» **Exercise brief**
Filter the entries, keeping every line with the string "link".

» **Listed records**
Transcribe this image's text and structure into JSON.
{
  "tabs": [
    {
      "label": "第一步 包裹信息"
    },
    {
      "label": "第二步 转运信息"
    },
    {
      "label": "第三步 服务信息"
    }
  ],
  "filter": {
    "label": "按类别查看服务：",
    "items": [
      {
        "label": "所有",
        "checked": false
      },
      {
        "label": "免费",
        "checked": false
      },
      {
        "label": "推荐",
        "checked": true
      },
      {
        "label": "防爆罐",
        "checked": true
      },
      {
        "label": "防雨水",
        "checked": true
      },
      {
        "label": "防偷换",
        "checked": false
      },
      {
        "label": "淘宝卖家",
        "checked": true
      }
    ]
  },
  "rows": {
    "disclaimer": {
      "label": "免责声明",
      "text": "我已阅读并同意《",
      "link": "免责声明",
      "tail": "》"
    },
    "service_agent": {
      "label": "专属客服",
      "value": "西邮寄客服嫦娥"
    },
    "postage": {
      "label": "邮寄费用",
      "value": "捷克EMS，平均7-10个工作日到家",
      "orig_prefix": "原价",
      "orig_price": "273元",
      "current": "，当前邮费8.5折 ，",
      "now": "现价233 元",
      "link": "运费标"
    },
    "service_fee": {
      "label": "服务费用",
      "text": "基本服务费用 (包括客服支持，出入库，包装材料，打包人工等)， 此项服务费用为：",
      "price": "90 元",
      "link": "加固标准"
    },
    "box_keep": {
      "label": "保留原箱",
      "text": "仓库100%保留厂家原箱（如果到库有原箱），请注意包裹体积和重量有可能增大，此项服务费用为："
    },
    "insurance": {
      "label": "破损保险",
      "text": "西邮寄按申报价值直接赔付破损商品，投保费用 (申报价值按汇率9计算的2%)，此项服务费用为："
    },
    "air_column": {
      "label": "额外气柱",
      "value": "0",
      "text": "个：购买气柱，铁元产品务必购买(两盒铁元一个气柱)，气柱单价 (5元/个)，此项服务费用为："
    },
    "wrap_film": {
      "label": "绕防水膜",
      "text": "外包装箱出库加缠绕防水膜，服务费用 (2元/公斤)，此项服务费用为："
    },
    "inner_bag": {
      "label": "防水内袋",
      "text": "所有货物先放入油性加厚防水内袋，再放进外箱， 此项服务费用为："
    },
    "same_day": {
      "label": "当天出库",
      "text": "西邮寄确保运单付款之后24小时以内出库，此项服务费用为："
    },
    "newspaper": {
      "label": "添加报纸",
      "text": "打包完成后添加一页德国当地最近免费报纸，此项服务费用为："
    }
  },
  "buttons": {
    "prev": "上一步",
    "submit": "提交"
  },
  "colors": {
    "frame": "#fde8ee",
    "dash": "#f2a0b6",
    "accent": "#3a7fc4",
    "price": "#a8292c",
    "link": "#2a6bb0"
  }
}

» **Exercise result**
      "link": "免责声明",
      "link": "运费标"
      "link": "加固标准"
    "link": "#2a6bb0"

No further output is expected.